Print every line below. Match each one exactly.

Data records
=== Section Start ===

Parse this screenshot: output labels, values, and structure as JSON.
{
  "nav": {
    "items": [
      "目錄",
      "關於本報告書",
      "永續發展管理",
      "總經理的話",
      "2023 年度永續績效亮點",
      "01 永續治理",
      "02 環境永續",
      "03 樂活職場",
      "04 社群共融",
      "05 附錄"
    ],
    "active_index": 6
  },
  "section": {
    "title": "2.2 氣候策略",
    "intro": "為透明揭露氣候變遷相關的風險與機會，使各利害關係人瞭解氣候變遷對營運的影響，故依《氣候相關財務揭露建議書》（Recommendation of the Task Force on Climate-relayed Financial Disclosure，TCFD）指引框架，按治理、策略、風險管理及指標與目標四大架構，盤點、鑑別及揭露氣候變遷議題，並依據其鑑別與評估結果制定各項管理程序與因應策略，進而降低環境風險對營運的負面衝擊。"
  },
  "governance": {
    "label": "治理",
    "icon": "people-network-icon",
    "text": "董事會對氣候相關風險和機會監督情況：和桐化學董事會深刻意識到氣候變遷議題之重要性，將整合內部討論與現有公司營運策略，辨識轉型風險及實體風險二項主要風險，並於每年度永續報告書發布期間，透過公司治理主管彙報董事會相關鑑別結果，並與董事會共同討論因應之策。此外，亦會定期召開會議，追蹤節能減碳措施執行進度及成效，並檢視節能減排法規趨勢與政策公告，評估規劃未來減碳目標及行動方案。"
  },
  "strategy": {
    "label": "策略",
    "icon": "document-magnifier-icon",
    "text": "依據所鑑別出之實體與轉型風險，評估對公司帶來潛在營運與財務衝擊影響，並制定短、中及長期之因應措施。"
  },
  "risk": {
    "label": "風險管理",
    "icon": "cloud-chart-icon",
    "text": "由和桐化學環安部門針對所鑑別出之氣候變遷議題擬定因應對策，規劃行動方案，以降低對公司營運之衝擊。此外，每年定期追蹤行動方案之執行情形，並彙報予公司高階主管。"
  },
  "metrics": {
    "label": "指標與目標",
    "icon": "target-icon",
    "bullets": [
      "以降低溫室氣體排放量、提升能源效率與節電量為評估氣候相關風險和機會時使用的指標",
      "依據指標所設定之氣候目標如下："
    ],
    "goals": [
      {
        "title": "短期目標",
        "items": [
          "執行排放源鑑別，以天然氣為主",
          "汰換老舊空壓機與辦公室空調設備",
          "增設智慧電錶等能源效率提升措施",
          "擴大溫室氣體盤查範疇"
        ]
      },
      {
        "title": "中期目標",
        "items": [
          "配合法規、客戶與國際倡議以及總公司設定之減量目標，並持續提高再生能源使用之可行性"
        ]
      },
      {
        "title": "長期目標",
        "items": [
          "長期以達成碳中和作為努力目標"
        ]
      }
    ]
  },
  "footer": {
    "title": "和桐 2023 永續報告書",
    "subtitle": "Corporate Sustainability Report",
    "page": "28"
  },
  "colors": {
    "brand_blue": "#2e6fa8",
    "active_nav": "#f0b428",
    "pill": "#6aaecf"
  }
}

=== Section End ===

● Solution to the problem:
Parse this screenshot: output labels, values, and structure as JSON.
{
  "nav": {
    "items": [
      "目錄",
      "關於本報告書",
      "永續發展管理",
      "總經理的話",
      "2023 年度永續績效亮點",
      "01 永續治理",
      "02 環境永續",
      "03 樂活職場",
      "04 社群共融",
      "05 附錄"
    ],
    "active_index": 6
  },
  "section": {
    "title": "2.2 氣候策略",
    "intro": "為透明揭露氣候變遷相關的風險與機會，使各利害關係人瞭解氣候變遷對營運的影響，故依《氣候相關財務揭露建議書》（Recommendation of the Task Force on Climate-relayed Financial Disclosure，TCFD）指引框架，按治理、策略、風險管理及指標與目標四大架構，盤點、鑑別及揭露氣候變遷議題，並依據其鑑別與評估結果制定各項管理程序與因應策略，進而降低環境風險對營運的負面衝擊。"
  },
  "governance": {
    "label": "治理",
    "icon": "people-network-icon",
    "text": "董事會對氣候相關風險和機會監督情況：和桐化學董事會深刻意識到氣候變遷議題之重要性，將整合內部討論與現有公司營運策略，辨識轉型風險及實體風險二項主要風險，並於每年度永續報告書發布期間，透過公司治理主管彙報董事會相關鑑別結果，並與董事會共同討論因應之策。此外，亦會定期召開會議，追蹤節能減碳措施執行進度及成效，並檢視節能減排法規趨勢與政策公告，評估規劃未來減碳目標及行動方案。"
  },
  "strategy": {
    "label": "策略",
    "icon": "document-magnifier-icon",
    "text": "依據所鑑別出之實體與轉型風險，評估對公司帶來潛在營運與財務衝擊影響，並制定短、中及長期之因應措施。"
  },
  "risk": {
    "label": "風險管理",
    "icon": "cloud-chart-icon",
    "text": "由和桐化學環安部門針對所鑑別出之氣候變遷議題擬定因應對策，規劃行動方案，以降低對公司營運之衝擊。此外，每年定期追蹤行動方案之執行情形，並彙報予公司高階主管。"
  },
  "metrics": {
    "label": "指標與目標",
    "icon": "target-icon",
    "bullets": [
      "以降低溫室氣體排放量、提升能源效率與節電量為評估氣候相關風險和機會時使用的指標",
      "依據指標所設定之氣候目標如下："
    ],
    "goals": [
      {
        "title": "短期目標",
        "items": [
          "執行排放源鑑別，以天然氣為主",
          "汰換老舊空壓機與辦公室空調設備",
          "增設智慧電錶等能源效率提升措施",
          "擴大溫室氣體盤查範疇"
        ]
      },
      {
        "title": "中期目標",
        "items": [
          "配合法規、客戶與國際倡議以及總公司設定之減量目標，並持續提高再生能源使用之可行性"
        ]
      },
      {
        "title": "長期目標",
        "items": [
          "長期以達成碳中和作為努力目標"
        ]
      }
    ]
  },
  "footer": {
    "title": "和桐 2023 永續報告書",
    "subtitle": "Corporate Sustainability Report",
    "page": "28"
  },
  "colors": {
    "brand_blue": "#2e6fa8",
    "active_nav": "#f0b428",
    "pill": "#6aaecf"
  }
}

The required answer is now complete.